REQUIRED WORK = Only lines with the word "author" are needed; collect each of them from the listing below.

DATASET RECORDS =
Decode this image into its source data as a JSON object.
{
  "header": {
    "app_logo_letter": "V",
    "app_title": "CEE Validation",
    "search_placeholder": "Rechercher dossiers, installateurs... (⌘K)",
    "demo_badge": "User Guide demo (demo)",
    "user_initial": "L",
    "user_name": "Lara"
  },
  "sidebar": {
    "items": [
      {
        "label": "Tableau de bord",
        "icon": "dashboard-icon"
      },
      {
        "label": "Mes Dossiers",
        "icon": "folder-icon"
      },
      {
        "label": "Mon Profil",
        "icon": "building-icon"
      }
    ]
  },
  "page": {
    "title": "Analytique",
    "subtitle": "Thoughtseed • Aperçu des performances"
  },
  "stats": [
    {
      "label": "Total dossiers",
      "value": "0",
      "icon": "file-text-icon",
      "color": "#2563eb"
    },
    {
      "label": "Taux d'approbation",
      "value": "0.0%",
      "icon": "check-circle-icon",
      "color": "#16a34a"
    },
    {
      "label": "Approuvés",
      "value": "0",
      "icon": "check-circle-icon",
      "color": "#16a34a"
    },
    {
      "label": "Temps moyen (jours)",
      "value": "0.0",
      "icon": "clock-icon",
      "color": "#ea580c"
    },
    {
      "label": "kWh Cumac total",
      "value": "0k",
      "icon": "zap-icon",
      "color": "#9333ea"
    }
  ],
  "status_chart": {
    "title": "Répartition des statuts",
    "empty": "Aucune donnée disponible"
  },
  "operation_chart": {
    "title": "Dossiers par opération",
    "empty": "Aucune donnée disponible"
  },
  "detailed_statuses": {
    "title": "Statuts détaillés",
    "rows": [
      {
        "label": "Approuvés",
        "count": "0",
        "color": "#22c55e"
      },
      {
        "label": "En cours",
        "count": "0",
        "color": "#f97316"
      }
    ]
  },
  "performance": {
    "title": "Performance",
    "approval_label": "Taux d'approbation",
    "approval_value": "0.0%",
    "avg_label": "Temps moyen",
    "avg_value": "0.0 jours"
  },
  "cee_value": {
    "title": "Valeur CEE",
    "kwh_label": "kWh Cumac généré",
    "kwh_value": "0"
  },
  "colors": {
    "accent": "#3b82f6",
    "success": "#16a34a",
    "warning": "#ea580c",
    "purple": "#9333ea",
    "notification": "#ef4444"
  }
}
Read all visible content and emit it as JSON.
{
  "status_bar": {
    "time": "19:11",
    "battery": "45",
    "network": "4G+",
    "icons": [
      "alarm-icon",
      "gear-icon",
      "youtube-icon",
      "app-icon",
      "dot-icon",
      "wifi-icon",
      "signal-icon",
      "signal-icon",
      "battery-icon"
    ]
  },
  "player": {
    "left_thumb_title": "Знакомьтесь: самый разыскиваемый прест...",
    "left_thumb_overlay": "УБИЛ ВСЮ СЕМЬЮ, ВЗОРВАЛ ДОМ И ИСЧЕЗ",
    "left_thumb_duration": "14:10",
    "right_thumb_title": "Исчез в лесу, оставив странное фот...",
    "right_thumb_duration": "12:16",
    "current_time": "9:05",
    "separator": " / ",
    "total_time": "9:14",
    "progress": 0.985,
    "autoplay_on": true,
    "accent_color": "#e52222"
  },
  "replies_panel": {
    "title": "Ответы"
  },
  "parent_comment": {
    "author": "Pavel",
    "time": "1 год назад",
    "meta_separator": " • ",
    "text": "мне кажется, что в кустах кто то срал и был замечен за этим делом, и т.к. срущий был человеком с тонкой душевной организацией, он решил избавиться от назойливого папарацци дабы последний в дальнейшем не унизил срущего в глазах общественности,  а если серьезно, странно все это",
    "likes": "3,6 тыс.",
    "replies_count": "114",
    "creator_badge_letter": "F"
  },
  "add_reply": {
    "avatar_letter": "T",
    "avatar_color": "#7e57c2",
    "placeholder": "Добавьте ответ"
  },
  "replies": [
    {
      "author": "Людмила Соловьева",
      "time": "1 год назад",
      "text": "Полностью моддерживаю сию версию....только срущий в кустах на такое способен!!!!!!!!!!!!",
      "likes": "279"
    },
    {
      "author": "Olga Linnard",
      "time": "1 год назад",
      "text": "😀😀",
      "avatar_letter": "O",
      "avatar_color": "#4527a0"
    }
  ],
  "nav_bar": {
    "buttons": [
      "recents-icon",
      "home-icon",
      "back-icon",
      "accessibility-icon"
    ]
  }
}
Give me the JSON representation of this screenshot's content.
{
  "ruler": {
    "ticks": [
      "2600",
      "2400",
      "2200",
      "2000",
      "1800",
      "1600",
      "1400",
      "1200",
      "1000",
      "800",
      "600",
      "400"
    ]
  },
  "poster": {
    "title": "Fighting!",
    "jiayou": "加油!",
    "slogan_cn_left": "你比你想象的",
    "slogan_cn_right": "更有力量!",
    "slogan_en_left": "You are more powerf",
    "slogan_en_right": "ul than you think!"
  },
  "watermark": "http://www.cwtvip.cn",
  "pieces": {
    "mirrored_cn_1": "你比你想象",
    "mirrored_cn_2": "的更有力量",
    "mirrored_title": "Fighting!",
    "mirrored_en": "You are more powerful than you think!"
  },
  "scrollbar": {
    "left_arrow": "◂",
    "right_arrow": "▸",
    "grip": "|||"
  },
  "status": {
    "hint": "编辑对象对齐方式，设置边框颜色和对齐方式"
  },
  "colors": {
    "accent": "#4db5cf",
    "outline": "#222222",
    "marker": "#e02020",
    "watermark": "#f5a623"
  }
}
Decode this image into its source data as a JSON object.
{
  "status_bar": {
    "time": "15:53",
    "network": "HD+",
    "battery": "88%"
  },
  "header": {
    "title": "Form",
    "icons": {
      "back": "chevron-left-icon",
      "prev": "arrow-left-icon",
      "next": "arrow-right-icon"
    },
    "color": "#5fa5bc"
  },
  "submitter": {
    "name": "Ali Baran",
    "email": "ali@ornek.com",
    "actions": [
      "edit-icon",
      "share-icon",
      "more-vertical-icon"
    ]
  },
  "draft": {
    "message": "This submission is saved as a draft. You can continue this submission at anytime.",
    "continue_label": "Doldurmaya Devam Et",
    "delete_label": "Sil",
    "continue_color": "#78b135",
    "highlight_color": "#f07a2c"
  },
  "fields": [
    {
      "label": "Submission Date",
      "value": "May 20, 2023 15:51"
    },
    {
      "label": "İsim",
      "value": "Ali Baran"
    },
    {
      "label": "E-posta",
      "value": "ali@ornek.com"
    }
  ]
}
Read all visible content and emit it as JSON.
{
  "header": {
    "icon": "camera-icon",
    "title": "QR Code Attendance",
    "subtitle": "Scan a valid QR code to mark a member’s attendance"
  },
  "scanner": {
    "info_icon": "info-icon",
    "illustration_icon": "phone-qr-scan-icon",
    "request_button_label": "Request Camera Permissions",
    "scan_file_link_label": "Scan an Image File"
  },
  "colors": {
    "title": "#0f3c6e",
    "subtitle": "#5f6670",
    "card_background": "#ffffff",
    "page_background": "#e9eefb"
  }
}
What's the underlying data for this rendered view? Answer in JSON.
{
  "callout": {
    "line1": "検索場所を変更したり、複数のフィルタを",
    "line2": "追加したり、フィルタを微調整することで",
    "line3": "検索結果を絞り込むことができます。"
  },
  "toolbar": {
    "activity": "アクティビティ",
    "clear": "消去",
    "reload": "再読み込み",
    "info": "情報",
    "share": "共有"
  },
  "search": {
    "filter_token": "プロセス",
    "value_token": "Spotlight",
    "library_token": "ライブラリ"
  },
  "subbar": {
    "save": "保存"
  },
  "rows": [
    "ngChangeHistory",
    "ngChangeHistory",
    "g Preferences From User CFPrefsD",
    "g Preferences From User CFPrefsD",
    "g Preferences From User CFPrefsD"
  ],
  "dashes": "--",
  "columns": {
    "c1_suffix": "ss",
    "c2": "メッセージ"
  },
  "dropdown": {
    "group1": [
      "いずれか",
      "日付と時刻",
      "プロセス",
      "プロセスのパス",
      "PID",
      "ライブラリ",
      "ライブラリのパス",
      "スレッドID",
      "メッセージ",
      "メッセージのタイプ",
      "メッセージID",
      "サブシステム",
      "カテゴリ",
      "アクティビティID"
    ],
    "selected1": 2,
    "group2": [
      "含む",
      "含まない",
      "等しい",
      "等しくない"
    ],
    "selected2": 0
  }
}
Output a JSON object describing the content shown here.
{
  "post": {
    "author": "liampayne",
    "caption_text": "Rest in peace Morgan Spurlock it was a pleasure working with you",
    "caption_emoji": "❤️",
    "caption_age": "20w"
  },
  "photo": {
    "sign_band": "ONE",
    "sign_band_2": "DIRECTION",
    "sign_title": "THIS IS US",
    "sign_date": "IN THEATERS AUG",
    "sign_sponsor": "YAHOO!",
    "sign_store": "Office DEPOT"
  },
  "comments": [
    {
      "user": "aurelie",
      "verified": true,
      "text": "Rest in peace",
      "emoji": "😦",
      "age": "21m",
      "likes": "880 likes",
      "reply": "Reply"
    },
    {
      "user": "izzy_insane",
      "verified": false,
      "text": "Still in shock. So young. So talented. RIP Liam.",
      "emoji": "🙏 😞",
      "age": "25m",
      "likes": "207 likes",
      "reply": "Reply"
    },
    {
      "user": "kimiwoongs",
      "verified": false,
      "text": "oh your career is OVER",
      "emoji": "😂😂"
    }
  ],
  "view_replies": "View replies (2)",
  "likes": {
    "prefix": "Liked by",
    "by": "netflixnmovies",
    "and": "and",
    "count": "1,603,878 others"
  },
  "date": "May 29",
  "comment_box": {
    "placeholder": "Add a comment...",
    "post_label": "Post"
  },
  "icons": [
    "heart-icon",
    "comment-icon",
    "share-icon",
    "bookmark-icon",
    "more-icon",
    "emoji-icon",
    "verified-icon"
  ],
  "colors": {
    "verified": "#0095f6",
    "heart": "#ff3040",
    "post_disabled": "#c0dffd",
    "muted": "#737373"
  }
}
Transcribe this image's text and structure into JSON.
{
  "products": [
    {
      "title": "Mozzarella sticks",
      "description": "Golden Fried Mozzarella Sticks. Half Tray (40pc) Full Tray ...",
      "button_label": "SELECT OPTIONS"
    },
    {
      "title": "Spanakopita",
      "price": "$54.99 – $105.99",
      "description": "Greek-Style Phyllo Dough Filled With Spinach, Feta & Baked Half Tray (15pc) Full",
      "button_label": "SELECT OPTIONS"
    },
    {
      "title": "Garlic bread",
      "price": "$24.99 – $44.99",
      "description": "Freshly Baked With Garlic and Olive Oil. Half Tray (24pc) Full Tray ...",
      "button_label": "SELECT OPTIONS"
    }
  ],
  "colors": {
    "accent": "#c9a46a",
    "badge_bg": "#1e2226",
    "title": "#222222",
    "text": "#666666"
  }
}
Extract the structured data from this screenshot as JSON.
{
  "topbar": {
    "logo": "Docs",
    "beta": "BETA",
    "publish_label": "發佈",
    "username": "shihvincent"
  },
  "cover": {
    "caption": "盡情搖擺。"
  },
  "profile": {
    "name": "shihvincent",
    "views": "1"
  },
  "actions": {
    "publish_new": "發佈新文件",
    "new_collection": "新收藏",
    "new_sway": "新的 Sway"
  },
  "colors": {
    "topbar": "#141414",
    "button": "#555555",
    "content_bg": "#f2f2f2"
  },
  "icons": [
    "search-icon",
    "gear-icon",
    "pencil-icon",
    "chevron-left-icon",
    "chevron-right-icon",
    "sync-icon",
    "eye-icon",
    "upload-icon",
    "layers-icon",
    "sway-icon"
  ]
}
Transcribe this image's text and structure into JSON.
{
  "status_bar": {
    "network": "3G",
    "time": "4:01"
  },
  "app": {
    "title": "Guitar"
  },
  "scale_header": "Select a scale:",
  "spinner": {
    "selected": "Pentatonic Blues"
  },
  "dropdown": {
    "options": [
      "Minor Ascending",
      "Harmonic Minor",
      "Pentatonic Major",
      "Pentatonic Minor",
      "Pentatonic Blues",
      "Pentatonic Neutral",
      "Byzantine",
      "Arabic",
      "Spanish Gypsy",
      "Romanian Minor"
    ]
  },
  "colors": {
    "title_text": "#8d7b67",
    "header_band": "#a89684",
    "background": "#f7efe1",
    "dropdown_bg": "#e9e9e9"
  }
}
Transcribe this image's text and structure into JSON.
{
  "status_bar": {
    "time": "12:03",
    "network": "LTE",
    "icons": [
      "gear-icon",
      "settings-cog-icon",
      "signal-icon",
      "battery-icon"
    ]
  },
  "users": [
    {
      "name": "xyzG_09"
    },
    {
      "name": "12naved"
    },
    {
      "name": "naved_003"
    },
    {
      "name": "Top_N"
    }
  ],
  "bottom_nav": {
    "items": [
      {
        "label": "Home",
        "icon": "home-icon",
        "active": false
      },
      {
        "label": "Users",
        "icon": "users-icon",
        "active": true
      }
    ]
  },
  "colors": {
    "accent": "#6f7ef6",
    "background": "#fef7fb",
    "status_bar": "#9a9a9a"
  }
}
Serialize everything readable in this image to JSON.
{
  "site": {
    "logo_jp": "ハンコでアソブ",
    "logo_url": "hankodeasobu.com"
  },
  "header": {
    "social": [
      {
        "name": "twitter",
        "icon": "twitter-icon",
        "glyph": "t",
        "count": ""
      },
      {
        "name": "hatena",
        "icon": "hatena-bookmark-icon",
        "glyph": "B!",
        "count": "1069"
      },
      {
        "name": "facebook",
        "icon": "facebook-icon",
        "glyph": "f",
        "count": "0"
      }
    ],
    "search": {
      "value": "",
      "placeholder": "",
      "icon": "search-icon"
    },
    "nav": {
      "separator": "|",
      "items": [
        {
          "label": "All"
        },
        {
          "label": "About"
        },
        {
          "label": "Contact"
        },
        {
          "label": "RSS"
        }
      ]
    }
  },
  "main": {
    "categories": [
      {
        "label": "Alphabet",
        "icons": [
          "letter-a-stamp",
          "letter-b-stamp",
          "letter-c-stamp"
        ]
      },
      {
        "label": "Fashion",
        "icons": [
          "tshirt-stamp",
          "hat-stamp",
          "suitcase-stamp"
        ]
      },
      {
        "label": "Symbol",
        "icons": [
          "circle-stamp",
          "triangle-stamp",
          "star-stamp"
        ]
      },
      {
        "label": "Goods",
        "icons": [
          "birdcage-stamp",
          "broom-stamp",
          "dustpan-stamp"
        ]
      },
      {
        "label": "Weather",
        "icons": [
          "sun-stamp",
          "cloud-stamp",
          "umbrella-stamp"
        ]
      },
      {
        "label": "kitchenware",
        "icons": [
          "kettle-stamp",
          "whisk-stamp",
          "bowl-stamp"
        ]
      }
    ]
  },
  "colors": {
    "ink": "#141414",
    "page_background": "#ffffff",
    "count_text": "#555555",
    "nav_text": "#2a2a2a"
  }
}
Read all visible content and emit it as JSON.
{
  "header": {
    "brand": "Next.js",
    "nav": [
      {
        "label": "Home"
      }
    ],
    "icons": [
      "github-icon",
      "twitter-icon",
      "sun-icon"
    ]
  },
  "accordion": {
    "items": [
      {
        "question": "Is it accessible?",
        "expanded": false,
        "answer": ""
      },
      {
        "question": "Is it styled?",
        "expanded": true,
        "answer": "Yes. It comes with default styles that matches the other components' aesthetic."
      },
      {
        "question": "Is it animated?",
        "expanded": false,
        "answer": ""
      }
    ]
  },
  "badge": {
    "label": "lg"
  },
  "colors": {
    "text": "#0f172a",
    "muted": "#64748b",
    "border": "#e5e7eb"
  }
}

OUTPUT OF THE EXERCISE =
    "author": "Pavel",
      "author": "Людмила Соловьева",
      "author": "Olga Linnard",
    "author": "liampayne",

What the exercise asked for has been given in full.